[Start of Attachment]

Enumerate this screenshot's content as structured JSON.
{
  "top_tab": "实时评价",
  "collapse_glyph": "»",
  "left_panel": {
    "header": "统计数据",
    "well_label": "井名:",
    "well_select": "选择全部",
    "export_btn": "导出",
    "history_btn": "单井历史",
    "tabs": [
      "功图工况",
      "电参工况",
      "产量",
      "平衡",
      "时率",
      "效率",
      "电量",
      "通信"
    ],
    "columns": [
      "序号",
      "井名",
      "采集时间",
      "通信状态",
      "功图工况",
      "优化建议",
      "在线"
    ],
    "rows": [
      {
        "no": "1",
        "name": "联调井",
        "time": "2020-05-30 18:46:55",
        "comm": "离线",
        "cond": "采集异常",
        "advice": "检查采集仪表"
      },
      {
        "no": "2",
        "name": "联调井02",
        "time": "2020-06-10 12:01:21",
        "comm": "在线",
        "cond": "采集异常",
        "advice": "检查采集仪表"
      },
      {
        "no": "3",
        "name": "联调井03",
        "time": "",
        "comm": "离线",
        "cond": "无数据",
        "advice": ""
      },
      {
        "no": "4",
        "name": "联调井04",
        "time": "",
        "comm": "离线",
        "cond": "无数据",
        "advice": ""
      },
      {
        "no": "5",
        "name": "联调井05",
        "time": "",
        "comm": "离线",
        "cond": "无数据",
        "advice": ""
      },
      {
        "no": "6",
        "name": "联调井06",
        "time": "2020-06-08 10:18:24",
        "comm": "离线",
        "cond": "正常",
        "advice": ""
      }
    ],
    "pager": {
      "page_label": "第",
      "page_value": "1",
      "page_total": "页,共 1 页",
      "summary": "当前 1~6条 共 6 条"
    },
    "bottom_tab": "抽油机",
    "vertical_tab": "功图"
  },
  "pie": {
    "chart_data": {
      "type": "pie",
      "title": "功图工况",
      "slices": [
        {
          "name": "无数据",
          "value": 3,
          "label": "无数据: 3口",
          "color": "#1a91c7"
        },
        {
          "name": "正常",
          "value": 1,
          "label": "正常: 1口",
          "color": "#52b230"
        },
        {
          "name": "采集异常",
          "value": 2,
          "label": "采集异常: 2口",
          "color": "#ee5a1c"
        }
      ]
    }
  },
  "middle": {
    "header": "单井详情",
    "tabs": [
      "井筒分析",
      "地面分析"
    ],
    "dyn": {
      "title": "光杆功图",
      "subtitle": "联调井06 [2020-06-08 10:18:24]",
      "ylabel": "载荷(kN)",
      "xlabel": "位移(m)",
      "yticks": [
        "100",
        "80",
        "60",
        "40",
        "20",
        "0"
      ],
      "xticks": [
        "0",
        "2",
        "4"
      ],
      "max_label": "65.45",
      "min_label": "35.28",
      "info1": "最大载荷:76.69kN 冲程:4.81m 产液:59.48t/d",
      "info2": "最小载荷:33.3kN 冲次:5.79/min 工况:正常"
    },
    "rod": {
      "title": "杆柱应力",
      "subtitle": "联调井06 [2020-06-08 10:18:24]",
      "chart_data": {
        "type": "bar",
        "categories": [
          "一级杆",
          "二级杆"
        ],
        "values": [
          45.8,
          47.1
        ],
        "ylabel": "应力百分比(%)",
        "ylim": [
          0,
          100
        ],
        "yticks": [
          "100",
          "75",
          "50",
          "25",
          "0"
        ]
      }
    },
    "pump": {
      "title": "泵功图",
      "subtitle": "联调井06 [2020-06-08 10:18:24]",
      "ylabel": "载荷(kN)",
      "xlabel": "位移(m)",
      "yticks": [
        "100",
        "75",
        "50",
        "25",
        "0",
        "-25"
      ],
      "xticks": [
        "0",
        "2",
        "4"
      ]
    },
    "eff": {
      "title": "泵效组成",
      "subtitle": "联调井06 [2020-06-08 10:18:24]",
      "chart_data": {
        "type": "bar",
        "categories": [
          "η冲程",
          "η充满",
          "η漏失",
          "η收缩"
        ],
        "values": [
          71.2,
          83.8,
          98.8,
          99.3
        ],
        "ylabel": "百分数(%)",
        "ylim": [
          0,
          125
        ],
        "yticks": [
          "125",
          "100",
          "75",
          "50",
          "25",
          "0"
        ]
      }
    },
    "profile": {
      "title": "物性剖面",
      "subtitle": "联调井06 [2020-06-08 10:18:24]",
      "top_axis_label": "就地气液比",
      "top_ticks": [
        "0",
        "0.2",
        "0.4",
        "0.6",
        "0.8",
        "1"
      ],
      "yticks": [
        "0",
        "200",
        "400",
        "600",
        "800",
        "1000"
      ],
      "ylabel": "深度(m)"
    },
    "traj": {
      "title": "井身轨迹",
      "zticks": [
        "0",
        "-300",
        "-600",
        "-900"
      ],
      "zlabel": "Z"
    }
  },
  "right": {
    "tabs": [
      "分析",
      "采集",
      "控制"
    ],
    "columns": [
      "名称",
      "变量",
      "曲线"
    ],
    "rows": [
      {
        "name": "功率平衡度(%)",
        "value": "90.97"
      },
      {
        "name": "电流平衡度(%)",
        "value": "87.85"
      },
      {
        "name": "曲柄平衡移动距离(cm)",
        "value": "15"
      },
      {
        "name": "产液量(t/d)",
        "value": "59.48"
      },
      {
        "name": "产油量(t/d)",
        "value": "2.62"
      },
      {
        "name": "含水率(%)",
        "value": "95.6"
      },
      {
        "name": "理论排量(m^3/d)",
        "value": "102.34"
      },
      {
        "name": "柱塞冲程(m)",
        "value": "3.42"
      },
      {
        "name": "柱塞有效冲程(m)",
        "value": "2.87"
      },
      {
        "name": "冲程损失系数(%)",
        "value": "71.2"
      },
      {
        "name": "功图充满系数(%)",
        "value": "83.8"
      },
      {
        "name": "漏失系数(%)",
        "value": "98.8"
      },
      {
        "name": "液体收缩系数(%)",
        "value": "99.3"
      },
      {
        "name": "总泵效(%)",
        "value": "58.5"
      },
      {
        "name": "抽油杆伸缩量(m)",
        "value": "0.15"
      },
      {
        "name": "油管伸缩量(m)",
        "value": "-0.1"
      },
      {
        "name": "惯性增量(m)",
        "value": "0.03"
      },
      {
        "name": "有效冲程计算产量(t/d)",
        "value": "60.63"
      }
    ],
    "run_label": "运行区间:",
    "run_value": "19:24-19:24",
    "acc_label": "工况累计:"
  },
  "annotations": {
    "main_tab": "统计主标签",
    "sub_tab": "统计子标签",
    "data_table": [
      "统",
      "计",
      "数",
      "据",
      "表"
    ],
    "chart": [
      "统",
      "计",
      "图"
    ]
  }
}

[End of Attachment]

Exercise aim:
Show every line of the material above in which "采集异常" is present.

Answer section:
        "cond": "采集异常",
        "cond": "采集异常",
          "name": "采集异常",
          "label": "采集异常: 2口",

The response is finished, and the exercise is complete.